- The method and apparatus developed by LLNL can be integrated into conventional industrial processing tracks to allow processing, rinsing, and drying of substrates in one consolidated operation.
- The operation can be carried out on a surface positioned horizontally (with geometry similar to meniscus coating) or vertically.
- Moving-zone drying is an ambient temperature process.
- The LLNL moving-zone process produces a cleaner surface than Marangoni drying with heat, forced air, or high-speed motion of the drying unit.
- The LLNL process requires much smaller amounts of volatile organics and water compared to conventional Marangoni drying and other surface drying techniques.
- The LLNL method and apparatus has application in processing of semiconductor wafers, flat panel displays, optics, and in other fabrication lines with aqueous processing tracks.
- Marangoni drying is extremely efficient in producing ultraclean surfaces on both hydrophilic and hydrophobic substrates.
- Aqueous processing lines in many industries can be made more cost- and process-efficient by implementing LLNL’s moving-zone Marangoni drying process.
Scientific papers have been published on this topic:
Michael C. Rushford, Jerald A. Britten, Shamasunder N. Dixit, Curly R. Hoaglan, Michael D. Aasen, and Leslie J. Summers, Wet-Etch Figuring for Precision Optical Contouring, Appl.

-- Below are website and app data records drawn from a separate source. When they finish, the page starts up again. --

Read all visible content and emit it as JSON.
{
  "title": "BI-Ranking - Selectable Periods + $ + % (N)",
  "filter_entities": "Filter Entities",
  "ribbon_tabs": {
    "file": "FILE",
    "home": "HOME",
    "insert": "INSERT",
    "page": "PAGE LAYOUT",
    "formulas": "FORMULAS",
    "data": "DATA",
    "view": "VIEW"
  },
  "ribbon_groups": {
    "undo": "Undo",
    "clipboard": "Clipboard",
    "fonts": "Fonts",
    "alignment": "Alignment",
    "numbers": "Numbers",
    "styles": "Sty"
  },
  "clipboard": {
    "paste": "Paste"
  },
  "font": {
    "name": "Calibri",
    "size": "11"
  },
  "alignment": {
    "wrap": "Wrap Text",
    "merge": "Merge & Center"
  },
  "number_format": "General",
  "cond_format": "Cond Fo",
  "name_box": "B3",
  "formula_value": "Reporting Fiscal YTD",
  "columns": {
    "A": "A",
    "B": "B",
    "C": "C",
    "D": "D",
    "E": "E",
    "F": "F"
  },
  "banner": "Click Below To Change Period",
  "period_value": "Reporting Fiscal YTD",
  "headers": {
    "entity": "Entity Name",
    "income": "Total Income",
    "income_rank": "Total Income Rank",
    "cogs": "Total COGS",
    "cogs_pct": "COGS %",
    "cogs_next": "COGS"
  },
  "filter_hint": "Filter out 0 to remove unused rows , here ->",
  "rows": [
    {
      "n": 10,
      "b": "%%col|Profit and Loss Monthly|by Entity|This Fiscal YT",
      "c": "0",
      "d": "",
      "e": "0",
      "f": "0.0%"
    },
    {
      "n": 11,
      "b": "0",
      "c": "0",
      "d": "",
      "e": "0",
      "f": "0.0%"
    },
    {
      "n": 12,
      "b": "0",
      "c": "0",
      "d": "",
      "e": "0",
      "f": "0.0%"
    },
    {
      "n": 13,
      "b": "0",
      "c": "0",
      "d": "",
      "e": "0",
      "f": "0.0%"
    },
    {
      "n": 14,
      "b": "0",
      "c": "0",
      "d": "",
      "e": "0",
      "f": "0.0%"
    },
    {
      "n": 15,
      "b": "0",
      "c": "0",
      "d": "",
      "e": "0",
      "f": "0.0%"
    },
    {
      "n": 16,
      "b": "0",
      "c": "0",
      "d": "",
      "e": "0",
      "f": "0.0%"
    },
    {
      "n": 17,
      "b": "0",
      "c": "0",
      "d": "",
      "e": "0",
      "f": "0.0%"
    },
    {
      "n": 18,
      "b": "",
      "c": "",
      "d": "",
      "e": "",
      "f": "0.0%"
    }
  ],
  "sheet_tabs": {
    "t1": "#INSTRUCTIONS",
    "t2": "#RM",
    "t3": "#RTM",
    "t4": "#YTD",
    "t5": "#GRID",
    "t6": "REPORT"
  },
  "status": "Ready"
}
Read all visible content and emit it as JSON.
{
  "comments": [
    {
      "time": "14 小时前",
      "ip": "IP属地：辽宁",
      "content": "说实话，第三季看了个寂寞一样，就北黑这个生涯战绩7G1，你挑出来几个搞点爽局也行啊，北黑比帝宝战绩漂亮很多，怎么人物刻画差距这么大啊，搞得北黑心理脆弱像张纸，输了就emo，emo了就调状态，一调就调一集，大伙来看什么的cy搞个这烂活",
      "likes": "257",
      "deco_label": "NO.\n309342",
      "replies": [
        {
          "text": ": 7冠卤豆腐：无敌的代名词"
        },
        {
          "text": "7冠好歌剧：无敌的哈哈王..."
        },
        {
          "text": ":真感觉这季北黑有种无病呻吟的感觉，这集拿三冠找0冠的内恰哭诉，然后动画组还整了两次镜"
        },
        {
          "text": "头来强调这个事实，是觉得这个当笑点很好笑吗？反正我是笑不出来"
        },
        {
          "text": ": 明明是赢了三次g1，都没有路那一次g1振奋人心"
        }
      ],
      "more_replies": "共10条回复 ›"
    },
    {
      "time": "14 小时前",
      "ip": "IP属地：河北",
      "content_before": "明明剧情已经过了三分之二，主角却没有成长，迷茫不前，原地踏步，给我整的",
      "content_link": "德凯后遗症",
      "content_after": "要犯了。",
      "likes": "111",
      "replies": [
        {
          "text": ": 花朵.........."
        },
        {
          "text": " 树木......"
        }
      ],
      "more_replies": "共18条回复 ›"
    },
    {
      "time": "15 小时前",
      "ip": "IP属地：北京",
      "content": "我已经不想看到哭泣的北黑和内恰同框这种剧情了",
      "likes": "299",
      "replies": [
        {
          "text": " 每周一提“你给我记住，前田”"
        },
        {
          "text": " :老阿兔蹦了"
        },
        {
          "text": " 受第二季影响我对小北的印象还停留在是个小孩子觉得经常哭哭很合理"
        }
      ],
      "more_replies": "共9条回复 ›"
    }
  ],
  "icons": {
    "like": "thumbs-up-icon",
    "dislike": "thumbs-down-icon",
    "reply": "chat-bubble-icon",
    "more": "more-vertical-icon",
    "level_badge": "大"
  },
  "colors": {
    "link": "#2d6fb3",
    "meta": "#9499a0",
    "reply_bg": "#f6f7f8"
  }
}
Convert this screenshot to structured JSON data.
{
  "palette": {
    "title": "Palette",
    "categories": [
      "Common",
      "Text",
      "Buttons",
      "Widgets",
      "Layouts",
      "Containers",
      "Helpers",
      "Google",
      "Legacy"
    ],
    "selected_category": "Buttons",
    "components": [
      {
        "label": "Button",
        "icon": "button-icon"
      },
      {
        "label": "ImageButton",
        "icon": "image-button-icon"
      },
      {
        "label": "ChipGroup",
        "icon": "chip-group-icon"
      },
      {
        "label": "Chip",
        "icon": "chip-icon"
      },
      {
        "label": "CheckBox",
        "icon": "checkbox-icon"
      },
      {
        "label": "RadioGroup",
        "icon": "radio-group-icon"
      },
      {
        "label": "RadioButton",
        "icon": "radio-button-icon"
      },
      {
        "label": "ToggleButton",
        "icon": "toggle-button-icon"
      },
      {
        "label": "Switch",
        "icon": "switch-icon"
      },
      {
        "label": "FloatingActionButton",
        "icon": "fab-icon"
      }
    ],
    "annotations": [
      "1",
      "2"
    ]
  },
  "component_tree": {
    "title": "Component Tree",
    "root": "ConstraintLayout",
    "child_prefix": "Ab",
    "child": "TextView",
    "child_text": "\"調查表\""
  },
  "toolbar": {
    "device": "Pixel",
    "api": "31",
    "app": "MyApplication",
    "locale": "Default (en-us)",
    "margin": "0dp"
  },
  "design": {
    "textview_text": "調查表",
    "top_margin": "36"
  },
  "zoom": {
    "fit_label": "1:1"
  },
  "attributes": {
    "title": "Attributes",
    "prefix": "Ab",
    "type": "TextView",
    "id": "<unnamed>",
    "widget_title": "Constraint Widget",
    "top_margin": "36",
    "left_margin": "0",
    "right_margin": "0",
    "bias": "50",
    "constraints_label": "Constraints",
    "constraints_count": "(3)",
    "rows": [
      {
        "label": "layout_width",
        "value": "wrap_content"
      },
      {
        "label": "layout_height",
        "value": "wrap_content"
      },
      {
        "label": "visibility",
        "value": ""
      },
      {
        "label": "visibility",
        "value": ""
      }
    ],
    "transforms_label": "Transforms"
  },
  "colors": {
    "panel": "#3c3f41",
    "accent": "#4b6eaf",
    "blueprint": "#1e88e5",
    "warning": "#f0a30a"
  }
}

Opt. 42, 5706-5713 (2003)
A Moving-Zone Marangoni Drying Process for Critical Cleaning and Wet Processing, Solid State Technology (1997) Volume: 40, Issue: 10, Publisher: PennWell, Pages: 143-148.Patents and Patent Applications
|Title and Abstract||
Moving zone Marangoni drying of wet objects using naturally evaporated solvent vapor
A surface tension gradient driven flow (a Marangoni flow) is used to remove the thin film of water remaining on the surface of an object following rinsing. The process passively introduces by natural evaporation and diffusion of minute amounts of alcohol (or other suitable material) vapor in the immediate vicinity of a continuously refreshed meniscus of deionized water or another aqueous-based, nonsurfactant rinsing agent. Used in conjunction with cleaning, developing or wet etching application, rinsing coupled with Marangoni drying provides a single-step process for 1) cleaning, developing or etching, 2) rinsing, and 3) drying objects such as flat substrates or coatings on flat substrates without necessarily using heat, forced air flow, contact wiping, centrifugation or large amounts of flammable solvents. This process is useful in one-step cleaning and drying of large flat optical substrates, one-step developing/rinsing and drying or etching/rinsing/drying of large flat patterned substrates and flat panel displays during lithographic processing, and room-temperature rinsing/drying of other large parts, sheets or continuous rolls of material.
|Lawrence Livermore National Laboratory||08/26/1997
|Development Stage||Availability||Published||Last Updated|